__WHAT YOU SHOULD DO__. What should come back is the data below, word for word, minus any picture.

--- DATASET ---

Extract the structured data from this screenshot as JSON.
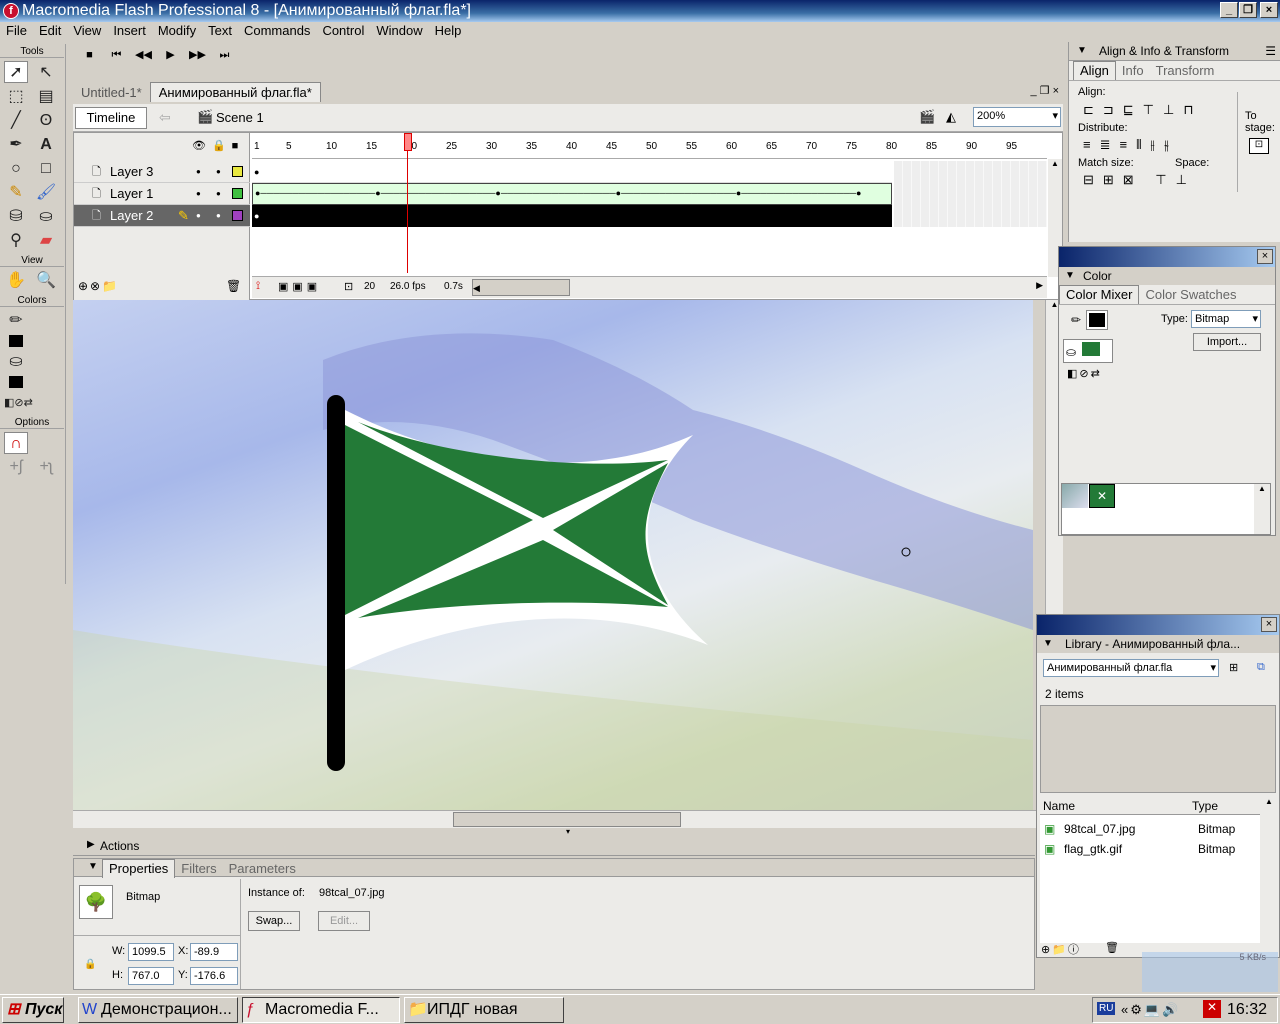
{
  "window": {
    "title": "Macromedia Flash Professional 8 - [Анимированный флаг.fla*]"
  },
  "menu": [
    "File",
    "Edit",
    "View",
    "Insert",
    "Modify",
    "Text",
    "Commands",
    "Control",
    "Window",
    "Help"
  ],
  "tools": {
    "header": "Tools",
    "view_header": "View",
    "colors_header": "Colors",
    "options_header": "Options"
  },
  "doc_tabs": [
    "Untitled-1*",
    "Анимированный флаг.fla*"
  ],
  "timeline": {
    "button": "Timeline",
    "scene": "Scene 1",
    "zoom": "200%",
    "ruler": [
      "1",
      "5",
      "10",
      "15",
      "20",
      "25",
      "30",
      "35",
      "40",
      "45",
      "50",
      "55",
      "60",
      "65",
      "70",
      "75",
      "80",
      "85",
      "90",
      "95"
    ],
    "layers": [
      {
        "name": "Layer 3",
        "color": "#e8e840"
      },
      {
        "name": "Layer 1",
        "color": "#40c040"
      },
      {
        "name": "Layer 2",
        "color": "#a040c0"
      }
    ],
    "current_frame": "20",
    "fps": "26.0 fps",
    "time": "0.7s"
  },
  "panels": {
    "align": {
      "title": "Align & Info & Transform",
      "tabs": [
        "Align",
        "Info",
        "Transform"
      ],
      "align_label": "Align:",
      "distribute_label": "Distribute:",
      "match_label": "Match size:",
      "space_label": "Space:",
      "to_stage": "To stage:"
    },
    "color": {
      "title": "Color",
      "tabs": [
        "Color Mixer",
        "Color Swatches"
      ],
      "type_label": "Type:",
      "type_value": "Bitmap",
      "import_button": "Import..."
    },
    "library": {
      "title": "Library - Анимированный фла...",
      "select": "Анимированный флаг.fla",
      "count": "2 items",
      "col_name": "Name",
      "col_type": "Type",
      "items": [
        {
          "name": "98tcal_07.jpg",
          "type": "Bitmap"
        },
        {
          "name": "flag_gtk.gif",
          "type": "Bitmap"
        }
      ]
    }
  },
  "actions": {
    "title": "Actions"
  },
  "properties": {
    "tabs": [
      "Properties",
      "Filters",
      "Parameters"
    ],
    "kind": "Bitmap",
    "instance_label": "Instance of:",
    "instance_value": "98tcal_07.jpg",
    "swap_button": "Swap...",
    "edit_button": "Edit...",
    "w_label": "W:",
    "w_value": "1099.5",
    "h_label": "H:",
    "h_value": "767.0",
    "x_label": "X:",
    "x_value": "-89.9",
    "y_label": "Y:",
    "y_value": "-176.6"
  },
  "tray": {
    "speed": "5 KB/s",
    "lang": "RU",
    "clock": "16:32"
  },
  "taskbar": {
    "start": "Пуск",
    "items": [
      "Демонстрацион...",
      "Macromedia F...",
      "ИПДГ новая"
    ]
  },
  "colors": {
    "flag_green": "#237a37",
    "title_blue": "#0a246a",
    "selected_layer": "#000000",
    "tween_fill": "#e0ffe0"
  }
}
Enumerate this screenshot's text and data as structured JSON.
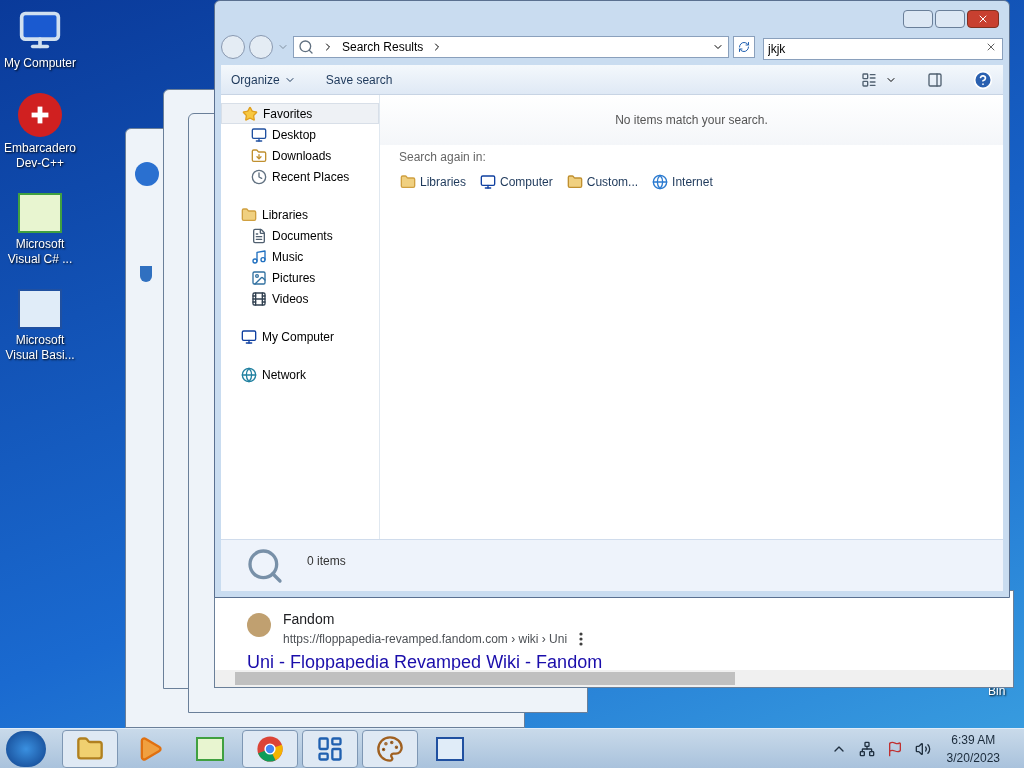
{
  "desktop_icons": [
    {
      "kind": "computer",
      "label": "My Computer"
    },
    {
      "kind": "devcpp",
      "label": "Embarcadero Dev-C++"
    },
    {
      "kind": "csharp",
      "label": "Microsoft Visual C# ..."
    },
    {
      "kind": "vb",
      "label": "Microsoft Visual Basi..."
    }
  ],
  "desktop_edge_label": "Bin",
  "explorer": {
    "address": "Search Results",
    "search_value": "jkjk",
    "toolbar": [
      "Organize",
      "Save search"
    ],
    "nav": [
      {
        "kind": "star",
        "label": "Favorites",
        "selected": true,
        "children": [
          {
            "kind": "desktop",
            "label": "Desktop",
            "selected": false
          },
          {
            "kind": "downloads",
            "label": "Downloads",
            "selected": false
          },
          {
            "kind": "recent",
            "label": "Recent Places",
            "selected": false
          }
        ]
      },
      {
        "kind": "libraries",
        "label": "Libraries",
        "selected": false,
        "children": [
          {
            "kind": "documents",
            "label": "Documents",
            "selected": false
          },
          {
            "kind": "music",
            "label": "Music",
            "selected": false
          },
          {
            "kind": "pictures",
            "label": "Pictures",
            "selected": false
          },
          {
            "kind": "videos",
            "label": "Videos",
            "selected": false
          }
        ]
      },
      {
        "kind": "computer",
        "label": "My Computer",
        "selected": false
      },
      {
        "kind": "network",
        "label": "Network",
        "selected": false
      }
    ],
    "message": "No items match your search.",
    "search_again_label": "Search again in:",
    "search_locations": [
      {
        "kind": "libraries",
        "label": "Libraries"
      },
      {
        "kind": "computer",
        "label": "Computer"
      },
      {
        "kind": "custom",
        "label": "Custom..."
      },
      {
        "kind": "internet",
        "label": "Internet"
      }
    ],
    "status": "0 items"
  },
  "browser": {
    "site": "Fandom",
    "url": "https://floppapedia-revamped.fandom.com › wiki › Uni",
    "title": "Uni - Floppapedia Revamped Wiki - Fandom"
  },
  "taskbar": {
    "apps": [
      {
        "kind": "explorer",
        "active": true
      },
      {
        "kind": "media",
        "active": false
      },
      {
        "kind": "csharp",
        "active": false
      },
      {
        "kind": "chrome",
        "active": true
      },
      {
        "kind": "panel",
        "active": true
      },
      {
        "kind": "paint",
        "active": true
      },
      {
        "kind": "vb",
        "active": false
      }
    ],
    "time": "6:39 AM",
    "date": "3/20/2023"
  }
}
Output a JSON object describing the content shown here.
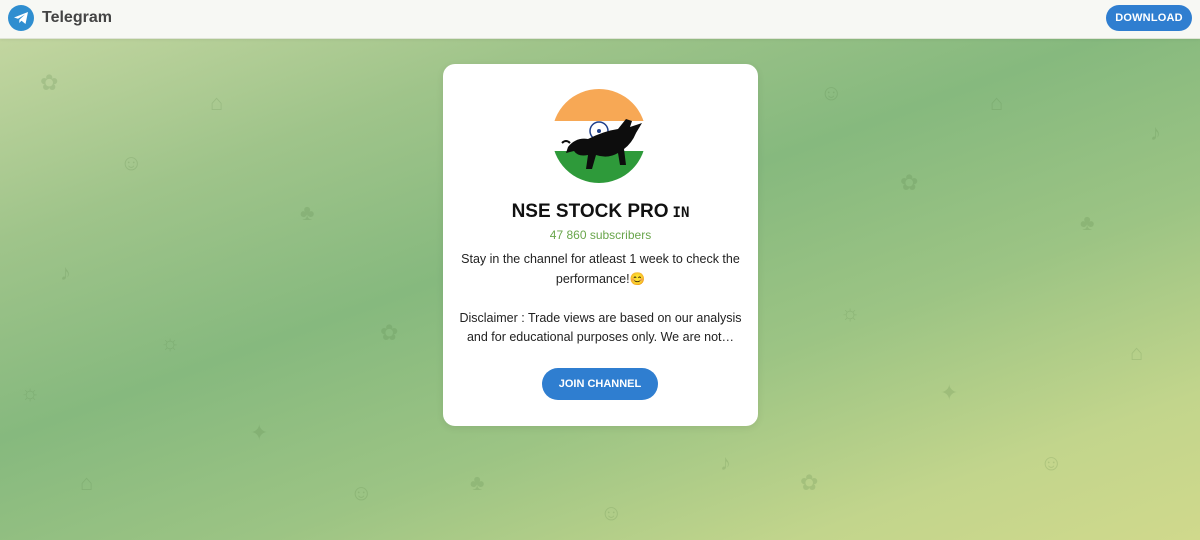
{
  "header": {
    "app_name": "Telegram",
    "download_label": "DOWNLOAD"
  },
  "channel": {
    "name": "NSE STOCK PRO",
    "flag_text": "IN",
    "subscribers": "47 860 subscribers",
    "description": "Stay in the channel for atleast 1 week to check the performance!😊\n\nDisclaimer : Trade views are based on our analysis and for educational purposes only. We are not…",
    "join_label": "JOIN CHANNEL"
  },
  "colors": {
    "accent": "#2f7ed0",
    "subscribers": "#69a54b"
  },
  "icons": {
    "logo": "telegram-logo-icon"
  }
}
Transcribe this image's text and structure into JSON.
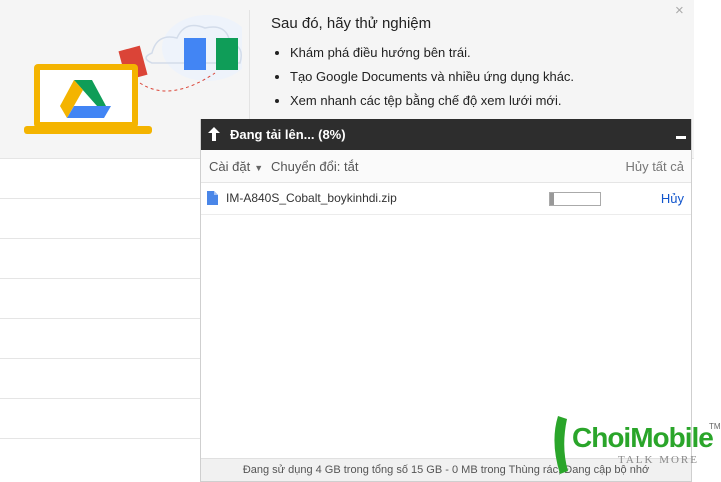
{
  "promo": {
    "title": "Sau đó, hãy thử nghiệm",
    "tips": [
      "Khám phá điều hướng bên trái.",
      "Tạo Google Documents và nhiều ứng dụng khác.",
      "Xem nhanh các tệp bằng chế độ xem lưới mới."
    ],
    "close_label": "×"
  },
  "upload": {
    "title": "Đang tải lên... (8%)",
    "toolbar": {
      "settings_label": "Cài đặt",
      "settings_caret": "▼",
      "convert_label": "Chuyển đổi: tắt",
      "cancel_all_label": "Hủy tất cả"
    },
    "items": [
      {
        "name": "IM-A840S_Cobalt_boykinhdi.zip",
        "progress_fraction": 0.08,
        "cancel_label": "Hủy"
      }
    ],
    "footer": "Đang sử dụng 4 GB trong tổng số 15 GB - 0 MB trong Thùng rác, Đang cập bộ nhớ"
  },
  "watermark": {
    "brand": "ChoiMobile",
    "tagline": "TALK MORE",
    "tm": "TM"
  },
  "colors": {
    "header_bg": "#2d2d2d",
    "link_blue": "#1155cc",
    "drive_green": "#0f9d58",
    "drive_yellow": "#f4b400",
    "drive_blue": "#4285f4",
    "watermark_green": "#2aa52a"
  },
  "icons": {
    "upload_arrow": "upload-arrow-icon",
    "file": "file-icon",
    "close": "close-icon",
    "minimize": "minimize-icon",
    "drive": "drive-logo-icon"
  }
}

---

__RESULT__.
Extract the structured data from this screenshot as JSON.
{
  "window": {
    "title": "Macromedia Flash Professional 8 - [Анимированный флаг.fla*]"
  },
  "menu": [
    "File",
    "Edit",
    "View",
    "Insert",
    "Modify",
    "Text",
    "Commands",
    "Control",
    "Window",
    "Help"
  ],
  "tools": {
    "header": "Tools",
    "view_header": "View",
    "colors_header": "Colors",
    "options_header": "Options"
  },
  "doc_tabs": [
    "Untitled-1*",
    "Анимированный флаг.fla*"
  ],
  "timeline": {
    "button": "Timeline",
    "scene": "Scene 1",
    "zoom": "200%",
    "ruler": [
      "1",
      "5",
      "10",
      "15",
      "20",
      "25",
      "30",
      "35",
      "40",
      "45",
      "50",
      "55",
      "60",
      "65",
      "70",
      "75",
      "80",
      "85",
      "90",
      "95"
    ],
    "layers": [
      {
        "name": "Layer 3",
        "color": "#e8e840"
      },
      {
        "name": "Layer 1",
        "color": "#40c040"
      },
      {
        "name": "Layer 2",
        "color": "#a040c0"
      }
    ],
    "current_frame": "20",
    "fps": "26.0 fps",
    "time": "0.7s"
  },
  "panels": {
    "align": {
      "title": "Align & Info & Transform",
      "tabs": [
        "Align",
        "Info",
        "Transform"
      ],
      "align_label": "Align:",
      "distribute_label": "Distribute:",
      "match_label": "Match size:",
      "space_label": "Space:",
      "to_stage": "To stage:"
    },
    "color": {
      "title": "Color",
      "tabs": [
        "Color Mixer",
        "Color Swatches"
      ],
      "type_label": "Type:",
      "type_value": "Bitmap",
      "import_button": "Import..."
    },
    "library": {
      "title": "Library - Анимированный фла...",
      "select": "Анимированный флаг.fla",
      "count": "2 items",
      "col_name": "Name",
      "col_type": "Type",
      "items": [
        {
          "name": "98tcal_07.jpg",
          "type": "Bitmap"
        },
        {
          "name": "flag_gtk.gif",
          "type": "Bitmap"
        }
      ]
    }
  },
  "actions": {
    "title": "Actions"
  },
  "properties": {
    "tabs": [
      "Properties",
      "Filters",
      "Parameters"
    ],
    "kind": "Bitmap",
    "instance_label": "Instance of:",
    "instance_value": "98tcal_07.jpg",
    "swap_button": "Swap...",
    "edit_button": "Edit...",
    "w_label": "W:",
    "w_value": "1099.5",
    "h_label": "H:",
    "h_value": "767.0",
    "x_label": "X:",
    "x_value": "-89.9",
    "y_label": "Y:",
    "y_value": "-176.6"
  },
  "tray": {
    "speed": "5 KB/s",
    "lang": "RU",
    "clock": "16:32"
  },
  "taskbar": {
    "start": "Пуск",
    "items": [
      "Демонстрацион...",
      "Macromedia F...",
      "ИПДГ новая"
    ]
  },
  "colors": {
    "flag_green": "#237a37",
    "title_blue": "#0a246a",
    "selected_layer": "#000000",
    "tween_fill": "#e0ffe0"
  }
}
Enumerate this screenshot's text and data as structured JSON.
{
  "desktop_icons": [
    {
      "kind": "computer",
      "label": "My Computer"
    },
    {
      "kind": "devcpp",
      "label": "Embarcadero Dev-C++"
    },
    {
      "kind": "csharp",
      "label": "Microsoft Visual C# ..."
    },
    {
      "kind": "vb",
      "label": "Microsoft Visual Basi..."
    }
  ],
  "desktop_edge_label": "Bin",
  "explorer": {
    "address": "Search Results",
    "search_value": "jkjk",
    "toolbar": [
      "Organize",
      "Save search"
    ],
    "nav": [
      {
        "kind": "star",
        "label": "Favorites",
        "selected": true,
        "children": [
          {
            "kind": "desktop",
            "label": "Desktop",
            "selected": false
          },
          {
            "kind": "downloads",
            "label": "Downloads",
            "selected": false
          },
          {
            "kind": "recent",
            "label": "Recent Places",
            "selected": false
          }
        ]
      },
      {
        "kind": "libraries",
        "label": "Libraries",
        "selected": false,
        "children": [
          {
            "kind": "documents",
            "label": "Documents",
            "selected": false
          },
          {
            "kind": "music",
            "label": "Music",
            "selected": false
          },
          {
            "kind": "pictures",
            "label": "Pictures",
            "selected": false
          },
          {
            "kind": "videos",
            "label": "Videos",
            "selected": false
          }
        ]
      },
      {
        "kind": "computer",
        "label": "My Computer",
        "selected": false
      },
      {
        "kind": "network",
        "label": "Network",
        "selected": false
      }
    ],
    "message": "No items match your search.",
    "search_again_label": "Search again in:",
    "search_locations": [
      {
        "kind": "libraries",
        "label": "Libraries"
      },
      {
        "kind": "computer",
        "label": "Computer"
      },
      {
        "kind": "custom",
        "label": "Custom..."
      },
      {
        "kind": "internet",
        "label": "Internet"
      }
    ],
    "status": "0 items"
  },
  "browser": {
    "site": "Fandom",
    "url": "https://floppapedia-revamped.fandom.com › wiki › Uni",
    "title": "Uni - Floppapedia Revamped Wiki - Fandom"
  },
  "taskbar": {
    "apps": [
      {
        "kind": "explorer",
        "active": true
      },
      {
        "kind": "media",
        "active": false
      },
      {
        "kind": "csharp",
        "active": false
      },
      {
        "kind": "chrome",
        "active": true
      },
      {
        "kind": "panel",
        "active": true
      },
      {
        "kind": "paint",
        "active": true
      },
      {
        "kind": "vb",
        "active": false
      }
    ],
    "time": "6:39 AM",
    "date": "3/20/2023"
  }
}
Output a JSON object describing the content shown here.
{
  "header": {
    "app_name": "Telegram",
    "download_label": "DOWNLOAD"
  },
  "channel": {
    "name": "NSE STOCK PRO",
    "flag_text": "IN",
    "subscribers": "47 860 subscribers",
    "description": "Stay in the channel for atleast 1 week to check the performance!😊\n\nDisclaimer : Trade views are based on our analysis and for educational purposes only. We are not…",
    "join_label": "JOIN CHANNEL"
  },
  "colors": {
    "accent": "#2f7ed0",
    "subscribers": "#69a54b"
  },
  "icons": {
    "logo": "telegram-logo-icon"
  }
}
Transcribe this image's text and structure into JSON.
{
  "promo": {
    "title": "Sau đó, hãy thử nghiệm",
    "tips": [
      "Khám phá điều hướng bên trái.",
      "Tạo Google Documents và nhiều ứng dụng khác.",
      "Xem nhanh các tệp bằng chế độ xem lưới mới."
    ],
    "close_label": "×"
  },
  "upload": {
    "title": "Đang tải lên... (8%)",
    "toolbar": {
      "settings_label": "Cài đặt",
      "settings_caret": "▼",
      "convert_label": "Chuyển đổi: tắt",
      "cancel_all_label": "Hủy tất cả"
    },
    "items": [
      {
        "name": "IM-A840S_Cobalt_boykinhdi.zip",
        "progress_fraction": 0.08,
        "cancel_label": "Hủy"
      }
    ],
    "footer": "Đang sử dụng 4 GB trong tổng số 15 GB - 0 MB trong Thùng rác, Đang cập bộ nhớ"
  },
  "watermark": {
    "brand": "ChoiMobile",
    "tagline": "TALK MORE",
    "tm": "TM"
  },
  "colors": {
    "header_bg": "#2d2d2d",
    "link_blue": "#1155cc",
    "drive_green": "#0f9d58",
    "drive_yellow": "#f4b400",
    "drive_blue": "#4285f4",
    "watermark_green": "#2aa52a"
  },
  "icons": {
    "upload_arrow": "upload-arrow-icon",
    "file": "file-icon",
    "close": "close-icon",
    "minimize": "minimize-icon",
    "drive": "drive-logo-icon"
  }
}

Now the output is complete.